[WHAT THE TASK REQUIRES] All of the data below must be reproduced word for word, but without its images.

[EXTRACTED ENTRIES]
<<<<

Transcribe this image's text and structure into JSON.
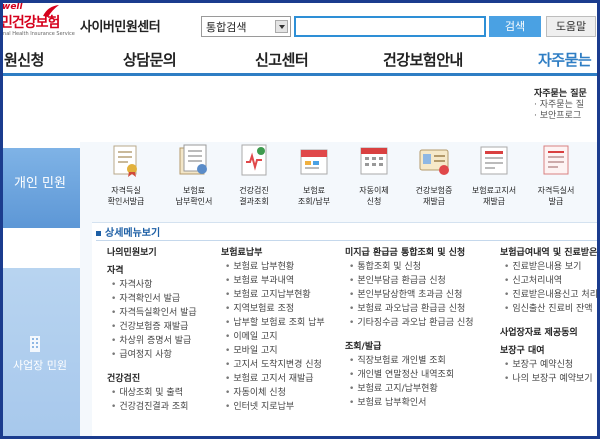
{
  "header": {
    "logo_tag": "well",
    "logo_name": "민건강보험",
    "logo_sub": "onal Health Insurance Service",
    "site_title": "사이버민원센터",
    "search_select_value": "통합검색",
    "search_placeholder": "",
    "search_button": "검색",
    "help_button": "도움말"
  },
  "nav": {
    "items": [
      {
        "label": "원신청"
      },
      {
        "label": "상담문의"
      },
      {
        "label": "신고센터"
      },
      {
        "label": "건강보험안내"
      },
      {
        "label": "자주묻는"
      }
    ]
  },
  "faq": {
    "title": "자주묻는 질문",
    "items": [
      "자주묻는 질",
      "보안프로그"
    ]
  },
  "sidebar": {
    "personal_label": "개인 민원",
    "business_label": "사업장 민원"
  },
  "icon_menu": [
    {
      "line1": "자격득실",
      "line2": "확인서발급",
      "icon": "certificate-icon"
    },
    {
      "line1": "보험료",
      "line2": "납부확인서",
      "icon": "document-icon"
    },
    {
      "line1": "건강검진",
      "line2": "결과조회",
      "icon": "health-chart-icon"
    },
    {
      "line1": "보험료",
      "line2": "조회/납부",
      "icon": "bill-icon"
    },
    {
      "line1": "자동이체",
      "line2": "신청",
      "icon": "calendar-icon"
    },
    {
      "line1": "건강보험증",
      "line2": "재발급",
      "icon": "card-icon"
    },
    {
      "line1": "보험료고지서",
      "line2": "재발급",
      "icon": "receipt-icon"
    },
    {
      "line1": "자격득실서",
      "line2": "발급",
      "icon": "form-icon"
    }
  ],
  "detail_title": "상세메뉴보기",
  "columns": [
    {
      "heading": "나의민원보기",
      "groups": [
        {
          "title": "자격",
          "items": [
            "자격사항",
            "자격확인서 발급",
            "자격득실확인서 발급",
            "건강보험증 재발급",
            "차상위 증명서 발급",
            "급여정지 사항"
          ]
        },
        {
          "title": "건강검진",
          "items": [
            "대상조회 및 출력",
            "건강검진결과 조회"
          ]
        }
      ]
    },
    {
      "heading": "보험료납부",
      "groups": [
        {
          "title": "",
          "items": [
            "보험료 납부현황",
            "보험료 부과내역",
            "보험료 고지납부현황",
            "지역보험료 조정",
            "납부할 보험료 조회 납부",
            "이메일 고지",
            "모바일 고지",
            "고지서 도착지변경 신청",
            "보험료 고지서 재발급",
            "자동이체 신청",
            "인터넷 지로납부"
          ]
        }
      ]
    },
    {
      "heading": "미지급 환급금 통합조회 및 신청",
      "groups": [
        {
          "title": "",
          "items": [
            "통합조회 및 신청",
            "본인부담금 환급금 신청",
            "본인부담상한액 초과금 신청",
            "보험료 과오납금 환급금 신청",
            "기타징수금 과오납 환급금 신청"
          ]
        },
        {
          "title": "조회/발급",
          "items": [
            "직장보험료 개인별 조회",
            "개인별 연말정산 내역조회",
            "보험료 고지/납부현황",
            "보험료 납부확인서"
          ]
        }
      ]
    },
    {
      "heading": "보험급여내역 및 진료받은",
      "groups": [
        {
          "title": "",
          "items": [
            "진료받은내용 보기",
            "신고처리내역",
            "진료받은내용신고 처리",
            "임신출산 진료비 잔액"
          ]
        },
        {
          "title": "사업장자료 제공동의",
          "items": []
        },
        {
          "title": "보장구 대여",
          "items": [
            "보장구 예약신청",
            "나의 보장구 예약보기"
          ]
        }
      ]
    }
  ],
  "colors": {
    "brand_red": "#d6001c",
    "nav_blue": "#2f7ec4",
    "search_blue": "#4aa1e3",
    "sidebar_blue": "#6aa3dd",
    "frame_navy": "#1b3c8e"
  }
}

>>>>

[EXPECTED ANSWER]
Transcribe this image's text and structure into JSON.
{
  "header": {
    "logo_tag": "well",
    "logo_name": "민건강보험",
    "logo_sub": "onal Health Insurance Service",
    "site_title": "사이버민원센터",
    "search_select_value": "통합검색",
    "search_placeholder": "",
    "search_button": "검색",
    "help_button": "도움말"
  },
  "nav": {
    "items": [
      {
        "label": "원신청"
      },
      {
        "label": "상담문의"
      },
      {
        "label": "신고센터"
      },
      {
        "label": "건강보험안내"
      },
      {
        "label": "자주묻는"
      }
    ]
  },
  "faq": {
    "title": "자주묻는 질문",
    "items": [
      "자주묻는 질",
      "보안프로그"
    ]
  },
  "sidebar": {
    "personal_label": "개인 민원",
    "business_label": "사업장 민원"
  },
  "icon_menu": [
    {
      "line1": "자격득실",
      "line2": "확인서발급",
      "icon": "certificate-icon"
    },
    {
      "line1": "보험료",
      "line2": "납부확인서",
      "icon": "document-icon"
    },
    {
      "line1": "건강검진",
      "line2": "결과조회",
      "icon": "health-chart-icon"
    },
    {
      "line1": "보험료",
      "line2": "조회/납부",
      "icon": "bill-icon"
    },
    {
      "line1": "자동이체",
      "line2": "신청",
      "icon": "calendar-icon"
    },
    {
      "line1": "건강보험증",
      "line2": "재발급",
      "icon": "card-icon"
    },
    {
      "line1": "보험료고지서",
      "line2": "재발급",
      "icon": "receipt-icon"
    },
    {
      "line1": "자격득실서",
      "line2": "발급",
      "icon": "form-icon"
    }
  ],
  "detail_title": "상세메뉴보기",
  "columns": [
    {
      "heading": "나의민원보기",
      "groups": [
        {
          "title": "자격",
          "items": [
            "자격사항",
            "자격확인서 발급",
            "자격득실확인서 발급",
            "건강보험증 재발급",
            "차상위 증명서 발급",
            "급여정지 사항"
          ]
        },
        {
          "title": "건강검진",
          "items": [
            "대상조회 및 출력",
            "건강검진결과 조회"
          ]
        }
      ]
    },
    {
      "heading": "보험료납부",
      "groups": [
        {
          "title": "",
          "items": [
            "보험료 납부현황",
            "보험료 부과내역",
            "보험료 고지납부현황",
            "지역보험료 조정",
            "납부할 보험료 조회 납부",
            "이메일 고지",
            "모바일 고지",
            "고지서 도착지변경 신청",
            "보험료 고지서 재발급",
            "자동이체 신청",
            "인터넷 지로납부"
          ]
        }
      ]
    },
    {
      "heading": "미지급 환급금 통합조회 및 신청",
      "groups": [
        {
          "title": "",
          "items": [
            "통합조회 및 신청",
            "본인부담금 환급금 신청",
            "본인부담상한액 초과금 신청",
            "보험료 과오납금 환급금 신청",
            "기타징수금 과오납 환급금 신청"
          ]
        },
        {
          "title": "조회/발급",
          "items": [
            "직장보험료 개인별 조회",
            "개인별 연말정산 내역조회",
            "보험료 고지/납부현황",
            "보험료 납부확인서"
          ]
        }
      ]
    },
    {
      "heading": "보험급여내역 및 진료받은",
      "groups": [
        {
          "title": "",
          "items": [
            "진료받은내용 보기",
            "신고처리내역",
            "진료받은내용신고 처리",
            "임신출산 진료비 잔액"
          ]
        },
        {
          "title": "사업장자료 제공동의",
          "items": []
        },
        {
          "title": "보장구 대여",
          "items": [
            "보장구 예약신청",
            "나의 보장구 예약보기"
          ]
        }
      ]
    }
  ],
  "colors": {
    "brand_red": "#d6001c",
    "nav_blue": "#2f7ec4",
    "search_blue": "#4aa1e3",
    "sidebar_blue": "#6aa3dd",
    "frame_navy": "#1b3c8e"
  }
}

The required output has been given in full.